The following blog post was written by Amy Pepler, VP GM, Digital Client Services at Epsilon. You can see more of our content with Epsilon here.
If you think your email program is stuck in the past, you’re not alone. Keeping up with evolving technology can be daunting. The good news is that the ubiquity of consumer data means brands can now create personalized, exciting customer experiences.
Many brands are creating email architecture and design suites to achieve this goal
To understand this approach, keep in mind that a design suite features a features a library of custom modules that can be leveraged to create highly dynamic and personalized emails that adapt to subscriber behaviors and deliver on campaign objectives. The wireframe format within this architecture allows certain elements to remain consistent for every recipient, typically the logo and footer copy. But almost everything else — from the header, the body copy, the offer, to the call to action (CTA) — is fair game for dynamic tailoring. This also allows email marketers the freedom and flexibility to incorporate intelligent content, like store locators, which are highly personalized and engaging.
When I started in email in 2005, I worked with a major airline client that supplied email offers based on the recipient’s self-reported closest airport. An offer would be populated based on their location. It was innovative technology for the time, but over a decade later many companies have not moved beyond this basic step. Considering the amount of personal data available today, email templates are the next logical phase in creating focused messaging.

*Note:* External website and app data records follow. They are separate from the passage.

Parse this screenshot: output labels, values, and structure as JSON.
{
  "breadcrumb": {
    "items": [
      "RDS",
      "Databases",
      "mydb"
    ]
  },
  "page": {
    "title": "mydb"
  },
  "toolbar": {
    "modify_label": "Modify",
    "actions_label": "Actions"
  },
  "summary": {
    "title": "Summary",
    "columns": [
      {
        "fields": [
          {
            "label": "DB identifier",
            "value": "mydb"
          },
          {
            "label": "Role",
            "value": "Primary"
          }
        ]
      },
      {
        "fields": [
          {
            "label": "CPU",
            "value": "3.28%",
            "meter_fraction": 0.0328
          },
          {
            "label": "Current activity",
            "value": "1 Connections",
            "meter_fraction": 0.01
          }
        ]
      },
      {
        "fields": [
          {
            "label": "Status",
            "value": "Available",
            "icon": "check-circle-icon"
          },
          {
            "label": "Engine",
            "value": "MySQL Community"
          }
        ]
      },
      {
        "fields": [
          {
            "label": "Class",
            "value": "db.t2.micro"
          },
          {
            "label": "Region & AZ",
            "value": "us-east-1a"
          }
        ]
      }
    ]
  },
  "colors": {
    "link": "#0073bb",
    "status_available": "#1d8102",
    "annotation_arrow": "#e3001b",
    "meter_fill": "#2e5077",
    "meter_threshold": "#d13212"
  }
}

Although some marketers have already been implementing this strategy, this flexible type of architecture is a critical need for everyone in the ultra-dynamic world of email marketing. Even those who have been taking similar approaches for some time, like the airline client I mentioned, must adjust and evolve as the channel changes.
How computers and babies drove modular template success
Dell set out to engage small business owners to drive revenue, but it quickly found out that using static HTML for email resulted in major inefficiencies. In order to streamline the email process, Dell converted over 150 of its static templates to four dynamic templates and did so in just a few short weeks. For Dell customers, this meant receiving more relevant content based upon their own personal profile. For Dell, this meant cutting email production time in half while doubling productivity. Dell’s paradigm shift now allows it to be more strategic with the content it delivers by eliminating production bottlenecks. It also has set them up for future success. With a standard system in place now, Dell will be able to further enhance its email content with personalization powered by machine learning.
RB Health (formerly Mead Johnson), a manufacturer of infant formula, also developed email architecture that incorporated versatile components to aid its approach to delivering various email streams to its audience. In one stream, messages were personalized based on the recipient’s week of pregnancy, providing informative content pertaining to her specific stage of pregnancy and relevant product offers. All messages adhered to the branding guidelines but had the flexibility to incorporate a high level of personalization based on information RB Health had about its customers. The goal is to continue using this template system as more data points are collected about the customer and eventually send messages based on personal data, like where the customer lives or fun activities they can do with their growing child.
Though standardized email architecture may sound antithetical to unique, personalized messages, implementing this kind of structure actually allows you to enhance the level of personalization that you can provide to your subscribers. By making it easier to input tailored and personalized content, you can create emails that deliver relevant messages in the moments that matter most.